*GOAL OF THE EXERCISE*:
Filter the listing below, please, and copy only the lines with the word "apiUrlSuffix".

*GIVEN DATA*:
※

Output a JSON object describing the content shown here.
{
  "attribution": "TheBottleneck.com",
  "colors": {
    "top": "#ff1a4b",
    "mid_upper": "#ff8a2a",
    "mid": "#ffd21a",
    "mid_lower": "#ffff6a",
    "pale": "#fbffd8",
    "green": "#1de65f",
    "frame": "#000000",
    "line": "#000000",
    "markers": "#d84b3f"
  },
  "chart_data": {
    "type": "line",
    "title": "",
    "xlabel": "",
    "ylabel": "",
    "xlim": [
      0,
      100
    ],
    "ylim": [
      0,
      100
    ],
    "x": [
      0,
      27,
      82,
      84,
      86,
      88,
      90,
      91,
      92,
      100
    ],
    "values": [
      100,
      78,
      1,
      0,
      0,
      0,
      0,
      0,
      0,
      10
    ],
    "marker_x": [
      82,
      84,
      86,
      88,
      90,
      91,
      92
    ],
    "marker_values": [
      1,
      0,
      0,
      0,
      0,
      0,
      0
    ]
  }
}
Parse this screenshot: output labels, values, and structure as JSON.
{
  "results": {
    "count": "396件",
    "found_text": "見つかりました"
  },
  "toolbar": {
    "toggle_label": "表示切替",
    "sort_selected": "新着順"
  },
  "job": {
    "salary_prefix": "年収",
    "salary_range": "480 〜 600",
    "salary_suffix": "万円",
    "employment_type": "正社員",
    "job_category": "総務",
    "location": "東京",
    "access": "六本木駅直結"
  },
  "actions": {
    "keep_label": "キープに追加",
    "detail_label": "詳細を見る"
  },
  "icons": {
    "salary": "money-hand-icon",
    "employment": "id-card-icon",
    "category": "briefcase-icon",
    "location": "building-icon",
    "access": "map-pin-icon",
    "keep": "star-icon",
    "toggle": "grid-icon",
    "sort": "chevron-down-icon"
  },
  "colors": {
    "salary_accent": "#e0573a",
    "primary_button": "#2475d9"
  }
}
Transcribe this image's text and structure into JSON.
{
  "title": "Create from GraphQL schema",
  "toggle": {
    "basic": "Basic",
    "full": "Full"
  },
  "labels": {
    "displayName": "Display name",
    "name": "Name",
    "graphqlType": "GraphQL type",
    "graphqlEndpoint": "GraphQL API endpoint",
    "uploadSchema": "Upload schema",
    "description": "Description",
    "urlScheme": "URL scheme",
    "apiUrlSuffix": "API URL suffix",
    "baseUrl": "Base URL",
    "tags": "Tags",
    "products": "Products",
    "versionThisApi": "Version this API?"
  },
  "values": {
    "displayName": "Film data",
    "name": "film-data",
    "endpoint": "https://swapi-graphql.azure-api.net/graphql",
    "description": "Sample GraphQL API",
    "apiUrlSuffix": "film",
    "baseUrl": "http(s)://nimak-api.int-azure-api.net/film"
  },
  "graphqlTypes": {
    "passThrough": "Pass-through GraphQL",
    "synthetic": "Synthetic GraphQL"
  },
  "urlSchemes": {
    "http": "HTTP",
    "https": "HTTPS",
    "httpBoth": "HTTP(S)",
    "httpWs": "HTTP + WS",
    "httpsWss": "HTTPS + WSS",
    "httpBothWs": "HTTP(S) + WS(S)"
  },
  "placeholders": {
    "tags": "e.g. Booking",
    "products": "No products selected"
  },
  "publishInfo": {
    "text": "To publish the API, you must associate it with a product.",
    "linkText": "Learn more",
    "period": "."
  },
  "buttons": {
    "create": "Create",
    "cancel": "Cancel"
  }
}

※

*YOUR RESPONSE*:
    "apiUrlSuffix": "API URL suffix",
    "apiUrlSuffix": "film",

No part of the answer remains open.